One man driving home without a driver’s license had recently been released from prison, where he’d been incarcerated for a drug crime under Gov. Nathan Deal’s re-entry program. The probationer has a new job, but a crack pipe was found in his borrowed car. The probationer was arrested, and the car was impounded. A probation officer on hand planned to see if she couldn’t help the probationer find better pathways without losing his job.
A plumber going to a job in the neighborhood seemed unsteady. He admitted to having hydrocodone without a prescription in the work truck and was arrested for impaired driving. Meanwhile, a couple of young men in their early 20s had a small amount of marijuana and two loaded guns. They were cited for marijuana possession, then released.
The detail shifted next to sites near Payne City, where more checkpoints were set up. One quickly turned up someone with a half-pound of marijuana and a warrant connected with prior charges of cocaine dealing. He was arrested.
Nearby, another car was stopped with six teens in it, two guns and about 16 bags of marijuana. One teen wore a T-shirt memorializing another teen, proclaiming, “The Good Die Young -- It’s the Truth.” Another teen admitted possessing the marijuana. A third admitted owning one gun. A 13-year-old was charged with possessing the other gun.
The youngster’s half-brother, an older teenager, was arrested, too. Asked about his life, the older brother said he’d been kicked out of school for fighting and had no job, but he had gotten disability benefits on his own account (“mental”) and had his own apartment. From appearances, he seemed very smart, not even slightly disabled.
Another half-brother of the two half-brothers arrested that night died from a shooting last October.
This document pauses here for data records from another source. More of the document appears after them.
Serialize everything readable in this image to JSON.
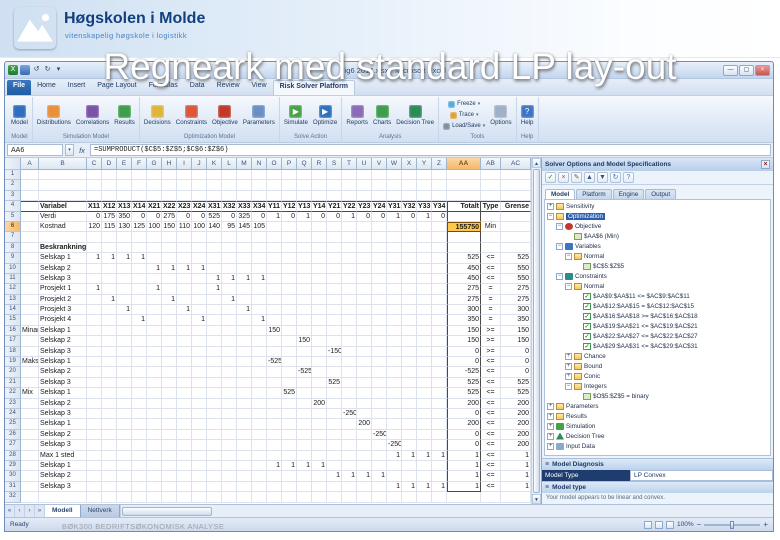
{
  "slide": {
    "title": "Regneark med standard LP lay-out",
    "footer": "BØK300 BEDRIFTSØKONOMISK ANALYSE",
    "logo_title": "Høgskolen i Molde",
    "logo_subtitle": "vitenskapelig høgskole i logistikk"
  },
  "window": {
    "caption": "Fig6 2014.xlsx - Microsoft Excel",
    "name_box": "AA6",
    "formula": "=SUMPRODUCT($C$5:$Z$5;$C$6:$Z$6)",
    "ribbon_tabs": [
      {
        "label": "File",
        "file": true
      },
      {
        "label": "Home"
      },
      {
        "label": "Insert"
      },
      {
        "label": "Page Layout"
      },
      {
        "label": "Formulas"
      },
      {
        "label": "Data"
      },
      {
        "label": "Review"
      },
      {
        "label": "View"
      },
      {
        "label": "Risk Solver Platform",
        "active": true
      }
    ],
    "ribbon_groups": [
      {
        "label": "Model",
        "buttons": [
          {
            "label": "Model",
            "icon": "model",
            "big": true
          }
        ]
      },
      {
        "label": "Simulation Model",
        "buttons": [
          {
            "label": "Distributions",
            "icon": "distributions",
            "big": true
          },
          {
            "label": "Correlations",
            "icon": "correlations",
            "big": true
          },
          {
            "label": "Results",
            "icon": "results",
            "big": true
          }
        ]
      },
      {
        "label": "Optimization Model",
        "buttons": [
          {
            "label": "Decisions",
            "icon": "decisions",
            "big": true
          },
          {
            "label": "Constraints",
            "icon": "constraints",
            "big": true
          },
          {
            "label": "Objective",
            "icon": "objective",
            "big": true
          },
          {
            "label": "Parameters",
            "icon": "parameters",
            "big": true
          }
        ]
      },
      {
        "label": "Solve Action",
        "buttons": [
          {
            "label": "Simulate",
            "icon": "simulate",
            "big": true
          },
          {
            "label": "Optimize",
            "icon": "optimize",
            "big": true
          }
        ]
      },
      {
        "label": "Analysis",
        "buttons": [
          {
            "label": "Reports",
            "icon": "reports",
            "big": true
          },
          {
            "label": "Charts",
            "icon": "charts",
            "big": true
          },
          {
            "label": "Decision Tree",
            "icon": "decision-tree",
            "big": true
          }
        ]
      },
      {
        "label": "Tools",
        "stacked": [
          {
            "label": "Freeze",
            "icon": "freeze"
          },
          {
            "label": "Trace",
            "icon": "trace"
          },
          {
            "label": "Load/Save",
            "icon": "loadsave"
          }
        ],
        "buttons": [
          {
            "label": "Options",
            "icon": "options",
            "big": true
          }
        ]
      },
      {
        "label": "Help",
        "buttons": [
          {
            "label": "Help",
            "icon": "help",
            "big": true
          }
        ]
      }
    ]
  },
  "sheet": {
    "columns": [
      "A",
      "B",
      "C",
      "D",
      "E",
      "F",
      "G",
      "H",
      "I",
      "J",
      "K",
      "L",
      "M",
      "N",
      "O",
      "P",
      "Q",
      "R",
      "S",
      "T",
      "U",
      "V",
      "W",
      "X",
      "Y",
      "Z",
      "AA",
      "AB",
      "AC"
    ],
    "rows": [
      {
        "n": 1
      },
      {
        "n": 2
      },
      {
        "n": 3
      },
      {
        "n": 4,
        "label": "Variabel",
        "cls": "hdr",
        "cells": [
          [
            0,
            "X11"
          ],
          [
            1,
            "X12"
          ],
          [
            2,
            "X13"
          ],
          [
            3,
            "X14"
          ],
          [
            4,
            "X21"
          ],
          [
            5,
            "X22"
          ],
          [
            6,
            "X23"
          ],
          [
            7,
            "X24"
          ],
          [
            8,
            "X31"
          ],
          [
            9,
            "X32"
          ],
          [
            10,
            "X33"
          ],
          [
            11,
            "X34"
          ],
          [
            12,
            "Y11"
          ],
          [
            13,
            "Y12"
          ],
          [
            14,
            "Y13"
          ],
          [
            15,
            "Y14"
          ],
          [
            16,
            "Y21"
          ],
          [
            17,
            "Y22"
          ],
          [
            18,
            "Y23"
          ],
          [
            19,
            "Y24"
          ],
          [
            20,
            "Y31"
          ],
          [
            21,
            "Y32"
          ],
          [
            22,
            "Y33"
          ],
          [
            23,
            "Y34"
          ]
        ],
        "tot": "Totalt",
        "typ": "Type",
        "grn": "Grense"
      },
      {
        "n": 5,
        "label": "Verdi",
        "cells": [
          [
            0,
            "0"
          ],
          [
            1,
            "175"
          ],
          [
            2,
            "350"
          ],
          [
            3,
            "0"
          ],
          [
            4,
            "0"
          ],
          [
            5,
            "275"
          ],
          [
            6,
            "0"
          ],
          [
            7,
            "0"
          ],
          [
            8,
            "525"
          ],
          [
            9,
            "0"
          ],
          [
            10,
            "325"
          ],
          [
            11,
            "0"
          ],
          [
            12,
            "1"
          ],
          [
            13,
            "0"
          ],
          [
            14,
            "1"
          ],
          [
            15,
            "0"
          ],
          [
            16,
            "0"
          ],
          [
            17,
            "1"
          ],
          [
            18,
            "0"
          ],
          [
            19,
            "0"
          ],
          [
            20,
            "1"
          ],
          [
            21,
            "0"
          ],
          [
            22,
            "1"
          ],
          [
            23,
            "0"
          ]
        ]
      },
      {
        "n": 6,
        "label": "Kostnad",
        "cls": "obj",
        "cells": [
          [
            0,
            "120"
          ],
          [
            1,
            "115"
          ],
          [
            2,
            "130"
          ],
          [
            3,
            "125"
          ],
          [
            4,
            "100"
          ],
          [
            5,
            "150"
          ],
          [
            6,
            "110"
          ],
          [
            7,
            "100"
          ],
          [
            8,
            "140"
          ],
          [
            9,
            "95"
          ],
          [
            10,
            "145"
          ],
          [
            11,
            "105"
          ]
        ],
        "tot": "155750",
        "typ": "Min"
      },
      {
        "n": 7
      },
      {
        "n": 8,
        "label": "Beskrankninger:",
        "cls": "bold"
      },
      {
        "n": 9,
        "label": "Selskap 1",
        "cells": [
          [
            0,
            "1"
          ],
          [
            1,
            "1"
          ],
          [
            2,
            "1"
          ],
          [
            3,
            "1"
          ]
        ],
        "tot": "525",
        "typ": "<=",
        "grn": "525"
      },
      {
        "n": 10,
        "label": "Selskap 2",
        "cells": [
          [
            4,
            "1"
          ],
          [
            5,
            "1"
          ],
          [
            6,
            "1"
          ],
          [
            7,
            "1"
          ]
        ],
        "tot": "450",
        "typ": "<=",
        "grn": "550"
      },
      {
        "n": 11,
        "label": "Selskap 3",
        "cells": [
          [
            8,
            "1"
          ],
          [
            9,
            "1"
          ],
          [
            10,
            "1"
          ],
          [
            11,
            "1"
          ]
        ],
        "tot": "450",
        "typ": "<=",
        "grn": "550"
      },
      {
        "n": 12,
        "label": "Prosjekt 1",
        "cells": [
          [
            0,
            "1"
          ],
          [
            4,
            "1"
          ],
          [
            8,
            "1"
          ]
        ],
        "tot": "275",
        "typ": "=",
        "grn": "275"
      },
      {
        "n": 13,
        "label": "Prosjekt 2",
        "cells": [
          [
            1,
            "1"
          ],
          [
            5,
            "1"
          ],
          [
            9,
            "1"
          ]
        ],
        "tot": "275",
        "typ": "=",
        "grn": "275"
      },
      {
        "n": 14,
        "label": "Prosjekt 3",
        "cells": [
          [
            2,
            "1"
          ],
          [
            6,
            "1"
          ],
          [
            10,
            "1"
          ]
        ],
        "tot": "300",
        "typ": "=",
        "grn": "300"
      },
      {
        "n": 15,
        "label": "Prosjekt 4",
        "cells": [
          [
            3,
            "1"
          ],
          [
            7,
            "1"
          ],
          [
            11,
            "1"
          ]
        ],
        "tot": "350",
        "typ": "=",
        "grn": "350"
      },
      {
        "n": 16,
        "grp": "Minandre",
        "label": "Selskap 1",
        "cells": [
          [
            12,
            "150"
          ]
        ],
        "tot": "150",
        "typ": ">=",
        "grn": "150"
      },
      {
        "n": 17,
        "label": "Selskap 2",
        "cells": [
          [
            14,
            "150"
          ]
        ],
        "tot": "150",
        "typ": ">=",
        "grn": "150"
      },
      {
        "n": 18,
        "label": "Selskap 3",
        "cells": [
          [
            16,
            "-150"
          ]
        ],
        "tot": "0",
        "typ": ">=",
        "grn": "0"
      },
      {
        "n": 19,
        "grp": "Maks",
        "label": "Selskap 1",
        "cells": [
          [
            12,
            "-525"
          ]
        ],
        "tot": "0",
        "typ": "<=",
        "grn": "0"
      },
      {
        "n": 20,
        "label": "Selskap 2",
        "cells": [
          [
            14,
            "-525"
          ]
        ],
        "tot": "-525",
        "typ": "<=",
        "grn": "0"
      },
      {
        "n": 21,
        "label": "Selskap 3",
        "cells": [
          [
            16,
            "525"
          ]
        ],
        "tot": "525",
        "typ": "<=",
        "grn": "525"
      },
      {
        "n": 22,
        "grp": "Mix",
        "label": "Selskap 1",
        "cells": [
          [
            13,
            "525"
          ]
        ],
        "tot": "525",
        "typ": "<=",
        "grn": "525"
      },
      {
        "n": 23,
        "label": "Selskap 2",
        "cells": [
          [
            15,
            "200"
          ]
        ],
        "tot": "200",
        "typ": "<=",
        "grn": "200"
      },
      {
        "n": 24,
        "label": "Selskap 3",
        "cells": [
          [
            17,
            "-250"
          ]
        ],
        "tot": "0",
        "typ": "<=",
        "grn": "200"
      },
      {
        "n": 25,
        "label": "Selskap 1",
        "cells": [
          [
            18,
            "200"
          ]
        ],
        "tot": "200",
        "typ": "<=",
        "grn": "200"
      },
      {
        "n": 26,
        "label": "Selskap 2",
        "cells": [
          [
            19,
            "-250"
          ]
        ],
        "tot": "0",
        "typ": "<=",
        "grn": "200"
      },
      {
        "n": 27,
        "label": "Selskap 3",
        "cells": [
          [
            20,
            "-250"
          ]
        ],
        "tot": "0",
        "typ": "<=",
        "grn": "200"
      },
      {
        "n": 28,
        "label": "Max 1 sted",
        "cells": [
          [
            20,
            "1"
          ],
          [
            21,
            "1"
          ],
          [
            22,
            "1"
          ],
          [
            23,
            "1"
          ]
        ],
        "tot": "1",
        "typ": "<=",
        "grn": "1"
      },
      {
        "n": 29,
        "label": "Selskap 1",
        "cells": [
          [
            12,
            "1"
          ],
          [
            13,
            "1"
          ],
          [
            14,
            "1"
          ],
          [
            15,
            "1"
          ]
        ],
        "tot": "1",
        "typ": "<=",
        "grn": "1"
      },
      {
        "n": 30,
        "label": "Selskap 2",
        "cells": [
          [
            16,
            "1"
          ],
          [
            17,
            "1"
          ],
          [
            18,
            "1"
          ],
          [
            19,
            "1"
          ]
        ],
        "tot": "1",
        "typ": "<=",
        "grn": "1"
      },
      {
        "n": 31,
        "label": "Selskap 3",
        "cells": [
          [
            20,
            "1"
          ],
          [
            21,
            "1"
          ],
          [
            22,
            "1"
          ],
          [
            23,
            "1"
          ]
        ],
        "tot": "1",
        "typ": "<=",
        "grn": "1"
      },
      {
        "n": 32
      }
    ]
  },
  "pane": {
    "title": "Solver Options and Model Specifications",
    "toolbar": [
      {
        "name": "accept",
        "glyph": "✓",
        "color": "#2e8b2e"
      },
      {
        "name": "delete",
        "glyph": "×",
        "color": "#c0392b"
      },
      {
        "name": "edit",
        "glyph": "✎",
        "color": "#6b5b2e"
      },
      {
        "name": "move-up",
        "glyph": "▲",
        "color": "#39537a"
      },
      {
        "name": "move-down",
        "glyph": "▼",
        "color": "#39537a"
      },
      {
        "name": "refresh",
        "glyph": "↻",
        "color": "#2e6fc0"
      },
      {
        "name": "help",
        "glyph": "?",
        "color": "#3a76c4"
      }
    ],
    "tabs": [
      {
        "label": "Model",
        "active": true
      },
      {
        "label": "Platform"
      },
      {
        "label": "Engine"
      },
      {
        "label": "Output"
      }
    ],
    "tree": [
      {
        "d": 0,
        "icon": "folder",
        "label": "Sensitivity",
        "exp": "+"
      },
      {
        "d": 0,
        "icon": "folder",
        "label": "Optimization",
        "exp": "-",
        "sel": true
      },
      {
        "d": 1,
        "icon": "objective",
        "label": "Objective",
        "exp": "-"
      },
      {
        "d": 2,
        "icon": "cell",
        "label": "$AA$6 (Min)"
      },
      {
        "d": 1,
        "icon": "variables",
        "label": "Variables",
        "exp": "-"
      },
      {
        "d": 2,
        "icon": "folder",
        "label": "Normal",
        "exp": "-"
      },
      {
        "d": 3,
        "icon": "cell",
        "label": "$C$5:$Z$5"
      },
      {
        "d": 1,
        "icon": "constraints",
        "label": "Constraints",
        "exp": "-"
      },
      {
        "d": 2,
        "icon": "folder",
        "label": "Normal",
        "exp": "-"
      },
      {
        "d": 3,
        "icon": "check",
        "label": "$AA$9:$AA$11 <= $AC$9:$AC$11"
      },
      {
        "d": 3,
        "icon": "check",
        "label": "$AA$12:$AA$15 = $AC$12:$AC$15"
      },
      {
        "d": 3,
        "icon": "check",
        "label": "$AA$16:$AA$18 >= $AC$16:$AC$18"
      },
      {
        "d": 3,
        "icon": "check",
        "label": "$AA$19:$AA$21 <= $AC$19:$AC$21"
      },
      {
        "d": 3,
        "icon": "check",
        "label": "$AA$22:$AA$27 <= $AC$22:$AC$27"
      },
      {
        "d": 3,
        "icon": "check",
        "label": "$AA$29:$AA$31 <= $AC$29:$AC$31"
      },
      {
        "d": 2,
        "icon": "folder",
        "label": "Chance",
        "exp": "+"
      },
      {
        "d": 2,
        "icon": "folder",
        "label": "Bound",
        "exp": "+"
      },
      {
        "d": 2,
        "icon": "folder",
        "label": "Conic",
        "exp": "+"
      },
      {
        "d": 2,
        "icon": "folder",
        "label": "Integers",
        "exp": "-"
      },
      {
        "d": 3,
        "icon": "cell",
        "label": "$O$5:$Z$5 = binary"
      },
      {
        "d": 0,
        "icon": "folder",
        "label": "Parameters",
        "exp": "+"
      },
      {
        "d": 0,
        "icon": "folder",
        "label": "Results",
        "exp": "+"
      },
      {
        "d": 0,
        "icon": "sim",
        "label": "Simulation",
        "exp": "+"
      },
      {
        "d": 0,
        "icon": "tree",
        "label": "Decision Tree",
        "exp": "+"
      },
      {
        "d": 0,
        "icon": "data",
        "label": "Input Data",
        "exp": "+"
      }
    ],
    "diagnosis": {
      "header": "Model Diagnosis",
      "type_label": "Model Type",
      "type_value": "LP Convex",
      "section2": "Model type",
      "help": "Your model appears to be linear and convex."
    }
  },
  "status": {
    "ready": "Ready",
    "zoom": "100%",
    "sheet_tabs": [
      {
        "label": "Modell",
        "active": true
      },
      {
        "label": "Nettverk",
        "active": false
      }
    ]
  }
}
The mother of one of the teens, a nurse who owned the car, came to the scene, slightly inebriated and exclaiming, “I’m tired of it. They got to be held accountable. ... I’m not upset about what the children did. I’m upset about the police” impounding her car despite her being there, and saying that her son had anything to do with the guns. It was her son who admitted possessing the marijuana.
Several onlookers and officers confirmed the teens in that car were emblematic of an emerging phenomenon -- young people, not in formal gangs, but feisty, uncontrollable, with a sense of fatalism, attitude and entitlement. And with guns to convince any disagreeable doubters.
The evening ended with a roundup and check of older adults in Unionville’s “Field” near Moseley Avenue and Cedar Avenue, which has a popular unlicensed “shot house” for alcohol sales, complete with an open area and pool table. The proprietor was arrested. About 30 patrons were searched. A few outstanding warrants resulted in arrests, but otherwise the operation uncovered neither guns nor drugs on anyone. Some complained that African-American adults drinking quietly on private property were unnecessarily harassed.
An interesting evening. Thanks to Sheriff David Davis for letting me shadow the detail.
David Oedel teaches at Mercer University law school.